That process completed, I began adding the details. One issue encountered was the side windows – all twelve of them. Each is composed to two pieces; the clear lenses and a square opaque surround. The windows are simply butt joints to the surround, so extreme care is required to glue them in without smearing them. The windows also have a slight curve to them so aligning them in their frames can be a bit of a trick. Bronco provides masks for the round windows, so it would have been infinitely easier if they had simply made each assembly one clear piece. Oh well. In any case, take your time here as it’s easy to make a mistake. I intended to make the wing assembly removable (for storage purposes) and discovered that the main landing gear is rather flimsy and really needs the wing bracing to maintain its shape. Consequently, I elected to keep the main wheels removable so that disassembled, the belly rests on the sturdy skid rather than the main gear.
Then on to the painting. As these were essentially all “factory fresh” I kept external weathering down to a minimum, simply doing a little shading to try and suggest the ribs underlying the fabric. Bronco includes masks for the canopy and porthole widows as well as several that, to be frank, were lost on me. I haven’t a clue what they were supposed to help with and Bronco doesn’t clarify their use in their instructions. Oh well. The decals provide three finishes – two British and one American, which are essentially identical. However, they look very good and went down well. There was some significant silvering on those that were supposed to be on the black finish.
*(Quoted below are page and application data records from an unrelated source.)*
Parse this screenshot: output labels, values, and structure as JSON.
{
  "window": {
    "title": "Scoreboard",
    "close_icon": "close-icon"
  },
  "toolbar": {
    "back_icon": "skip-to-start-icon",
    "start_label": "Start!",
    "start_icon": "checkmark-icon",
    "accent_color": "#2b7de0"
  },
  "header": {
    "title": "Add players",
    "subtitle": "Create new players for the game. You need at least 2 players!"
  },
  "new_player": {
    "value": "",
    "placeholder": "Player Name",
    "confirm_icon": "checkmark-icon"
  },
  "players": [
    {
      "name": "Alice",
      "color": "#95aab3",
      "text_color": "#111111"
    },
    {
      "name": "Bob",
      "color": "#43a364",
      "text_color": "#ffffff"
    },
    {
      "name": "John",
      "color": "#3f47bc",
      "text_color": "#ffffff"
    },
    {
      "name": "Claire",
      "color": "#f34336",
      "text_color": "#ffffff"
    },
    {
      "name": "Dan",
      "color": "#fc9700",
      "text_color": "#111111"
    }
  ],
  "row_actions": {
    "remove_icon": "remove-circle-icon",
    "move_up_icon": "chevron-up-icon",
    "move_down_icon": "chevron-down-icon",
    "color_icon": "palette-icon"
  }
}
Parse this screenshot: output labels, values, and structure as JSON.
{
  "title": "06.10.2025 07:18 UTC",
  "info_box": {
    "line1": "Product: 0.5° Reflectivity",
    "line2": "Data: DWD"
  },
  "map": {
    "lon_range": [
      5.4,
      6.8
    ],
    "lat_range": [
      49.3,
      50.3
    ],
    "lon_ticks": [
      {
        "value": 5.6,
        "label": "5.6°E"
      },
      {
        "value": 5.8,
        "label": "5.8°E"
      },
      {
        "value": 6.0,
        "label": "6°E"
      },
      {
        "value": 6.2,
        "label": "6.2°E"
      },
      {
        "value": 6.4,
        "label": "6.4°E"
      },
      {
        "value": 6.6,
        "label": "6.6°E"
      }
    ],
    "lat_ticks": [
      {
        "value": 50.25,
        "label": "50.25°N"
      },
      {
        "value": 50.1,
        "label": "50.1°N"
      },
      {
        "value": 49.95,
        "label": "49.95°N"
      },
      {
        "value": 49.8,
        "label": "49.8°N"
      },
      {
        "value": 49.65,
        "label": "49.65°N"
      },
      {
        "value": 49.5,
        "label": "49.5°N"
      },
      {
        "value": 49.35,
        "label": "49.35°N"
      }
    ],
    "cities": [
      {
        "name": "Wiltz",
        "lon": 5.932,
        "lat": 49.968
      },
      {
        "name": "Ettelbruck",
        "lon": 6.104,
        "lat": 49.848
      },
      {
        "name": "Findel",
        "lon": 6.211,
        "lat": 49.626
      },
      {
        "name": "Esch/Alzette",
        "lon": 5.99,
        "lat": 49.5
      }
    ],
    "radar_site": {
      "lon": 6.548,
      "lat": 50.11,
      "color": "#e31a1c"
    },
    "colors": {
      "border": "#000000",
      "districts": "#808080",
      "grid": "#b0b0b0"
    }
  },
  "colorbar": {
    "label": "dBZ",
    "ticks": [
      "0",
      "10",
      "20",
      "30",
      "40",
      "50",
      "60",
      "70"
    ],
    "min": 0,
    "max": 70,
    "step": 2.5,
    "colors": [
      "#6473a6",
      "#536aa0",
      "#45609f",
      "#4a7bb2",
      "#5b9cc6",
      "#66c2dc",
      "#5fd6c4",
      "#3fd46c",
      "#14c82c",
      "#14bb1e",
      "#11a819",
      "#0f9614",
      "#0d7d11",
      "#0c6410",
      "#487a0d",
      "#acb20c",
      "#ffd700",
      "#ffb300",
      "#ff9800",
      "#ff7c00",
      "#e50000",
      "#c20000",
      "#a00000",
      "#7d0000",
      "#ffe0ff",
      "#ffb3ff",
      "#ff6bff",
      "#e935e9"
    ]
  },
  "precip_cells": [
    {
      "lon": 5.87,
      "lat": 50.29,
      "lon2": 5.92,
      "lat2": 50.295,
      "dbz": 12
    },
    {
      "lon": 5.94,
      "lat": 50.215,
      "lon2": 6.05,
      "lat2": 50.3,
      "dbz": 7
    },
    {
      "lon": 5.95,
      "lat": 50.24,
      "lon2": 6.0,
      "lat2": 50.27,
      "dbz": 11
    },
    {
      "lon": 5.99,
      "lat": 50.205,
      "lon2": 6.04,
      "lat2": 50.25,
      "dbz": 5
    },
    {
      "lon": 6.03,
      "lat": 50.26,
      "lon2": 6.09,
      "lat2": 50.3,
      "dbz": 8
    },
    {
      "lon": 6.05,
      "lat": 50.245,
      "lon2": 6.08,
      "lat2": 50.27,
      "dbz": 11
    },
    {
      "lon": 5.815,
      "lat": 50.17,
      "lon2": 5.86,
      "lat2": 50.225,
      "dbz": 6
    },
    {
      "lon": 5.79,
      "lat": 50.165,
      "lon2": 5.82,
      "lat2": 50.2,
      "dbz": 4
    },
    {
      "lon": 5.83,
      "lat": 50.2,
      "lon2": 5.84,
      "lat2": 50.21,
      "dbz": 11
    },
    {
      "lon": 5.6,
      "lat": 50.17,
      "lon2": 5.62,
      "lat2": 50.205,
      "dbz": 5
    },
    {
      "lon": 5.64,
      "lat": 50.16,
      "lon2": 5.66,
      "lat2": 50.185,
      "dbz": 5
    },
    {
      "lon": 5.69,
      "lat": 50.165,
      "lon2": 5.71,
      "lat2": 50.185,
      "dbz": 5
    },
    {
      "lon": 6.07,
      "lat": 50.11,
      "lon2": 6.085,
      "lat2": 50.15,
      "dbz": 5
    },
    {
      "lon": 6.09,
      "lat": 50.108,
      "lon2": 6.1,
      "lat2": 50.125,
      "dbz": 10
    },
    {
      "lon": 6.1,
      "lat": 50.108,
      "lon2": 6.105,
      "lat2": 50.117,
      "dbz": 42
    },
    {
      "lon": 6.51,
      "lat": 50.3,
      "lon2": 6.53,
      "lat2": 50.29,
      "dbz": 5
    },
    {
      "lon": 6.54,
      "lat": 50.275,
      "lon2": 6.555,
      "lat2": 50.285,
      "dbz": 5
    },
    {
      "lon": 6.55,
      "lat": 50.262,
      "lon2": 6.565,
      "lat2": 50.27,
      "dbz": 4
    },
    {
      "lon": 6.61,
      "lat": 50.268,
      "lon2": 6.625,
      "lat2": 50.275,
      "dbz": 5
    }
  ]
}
Fortunately, they responded pretty well to Microset.
The kit offers four different side-hatch options along with some beautiful slide-mold loading rails for loading a vehicle. At this point it seemed reasonable to insert Bronco’s commando jeep into the fuselage, and boy, do I see why they went for the hinged cockpit on the Mark II! Assuming the two separate kits to both be dimensionally correct, squeezing a jeep in through the main hatch must have required master-level driving skills. I was barely able to wrestle my jeep model into the interior. However, after some tense moments, I did manage to accomplish this and it looked perfect. I then added the few final details such as antenna to the exterior and that was that.
So overall, what’s my opinion? I’ve looked at quite a number of pictures of the real Horsa on the Internet (as well as the box art) and Bronco seems to have completely missed the rippled “fabric over wood frame” look of the original, which is a shame for a model of this size. As the surface is completely devoid of detail (for the most part) it looks a bit bald to me and frankly, loses a bit of its appeal because of that. Still, no one can argue that the final model is anything but a Horsa.
Although I elected to build this kit for the review as an intact aircraft, others may (and perhaps should) elect to model it in “its natural habitat” – that is, on the ground in pieces after its single flight. If I ever have a chance to build a second one of these charmers, that would be my choice, as it would look spectacular in a diorama. I’m a bit surprised that Bronco didn’t broaden the appeal of this kit somewhat by including the few parts necessary to convert this to the Mark II, which featured twin wheeled nose gear and that hinged cockpit for easier equipment loading. Still, it’s a remarkable model of a remarkable aircraft. As always, my thanks to both Bronco and IPMS/USA for the opportunity to add this fascinating vehicle to my collection. Happy modeling!